The Senate does not meet for its next regular session until 19 January. A memorandum from Senate Republican Majority Leader Mitch McConnell circulated by the Washington Post indicates that under current rules, the earliest the proceedings could begin is 1 p.m. on 20 January, an hour after Biden's swearing-in and Trump's departure from office.
Democrats in Congress are likely to have a different goal with the proceedings: If Trump is found guilty in the Senate, he could additionally be banned from holding federal public office in the future - which would bar him from possibly running in 2024 presidential election. For a conviction, however, at least 67 of the 100 senators would have to vote. For such a two-thirds majority, 17 Republicans would have to support the future 50 Democrats in the Senate, which is currently not foreseeable. If that were to happen anyway, a simple majority would be enough to bar Trump from federal office in the future.
On Friday, Lisa Murkowski became the first Republican senator to call for Trump's resignation. "I want him to resign," Senator Lisa Murkowski - an intra-party critic of Trump - told the Anchorage Daily News newspaper from her home state of Alaska. "He's done enough damage."

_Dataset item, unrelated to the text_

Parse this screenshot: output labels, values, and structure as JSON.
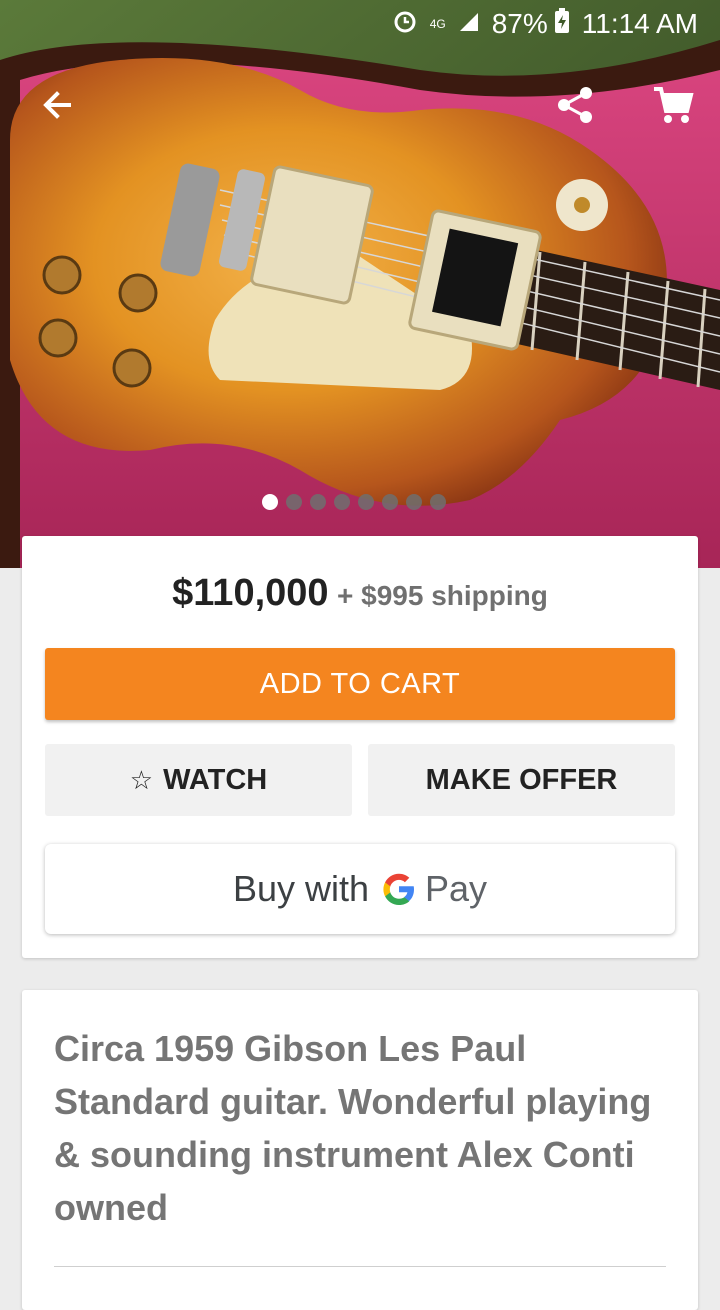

Biden announced he would not weigh in on a decision to open impeachment proceedings. The decision is up to Congress, he said in Wilmington, Delaware. His task and that of his future administration would be to urgently take care of the fight against the coronavirus, Covid 19 vaccinations and economic development. At the same time, the Democrat stressed, "I've thought for a long time that President Trump is unfit to hold the office." That, he said, was the reason he decided to run against Trump.
Impeachment proceedings in the Senate could make it much harder for Biden's new administration to get off the ground. The proceedings would largely block the chamber for weeks until a verdict is reached. However, Biden is dependent on the senators confirming his nominated cabinet members and numerous high-ranking government officials in office. He is also dependent on the powerful House for important legislation, for example in the fight against the coronavirus pandemic.
After the Capitol riots on Wednesday, Twitter had already suspended the account @realDonaldTrump for twelve hours because tweets by the president had "repeatedly and severely" violated the platform's guidelines. The short message service had threatened Trump with a permanent ban if he continued to violate Twitter's rules.
Facebook had already announced on Thursday that it would suspend Trump until further notice. Trump's accounts on the online network and on the photo platform Instagram were to remain blocked for at least two weeks, or until his successor, Joe Biden takes office, as Facebook CEO Mark Zuckerberg announced on Thursday. Initially, Facebook had blocked Trump for 24 hours.
Twitter, in particular, has so far limited itself to warnings about Trump because the service considers the president's posts to be historical documents. In recent months, Twitter and Facebook had issued warnings about false information to numerous posts by Trump and in some cases restricted their dissemination.
Francia Tawiah (Duisburg - Germany)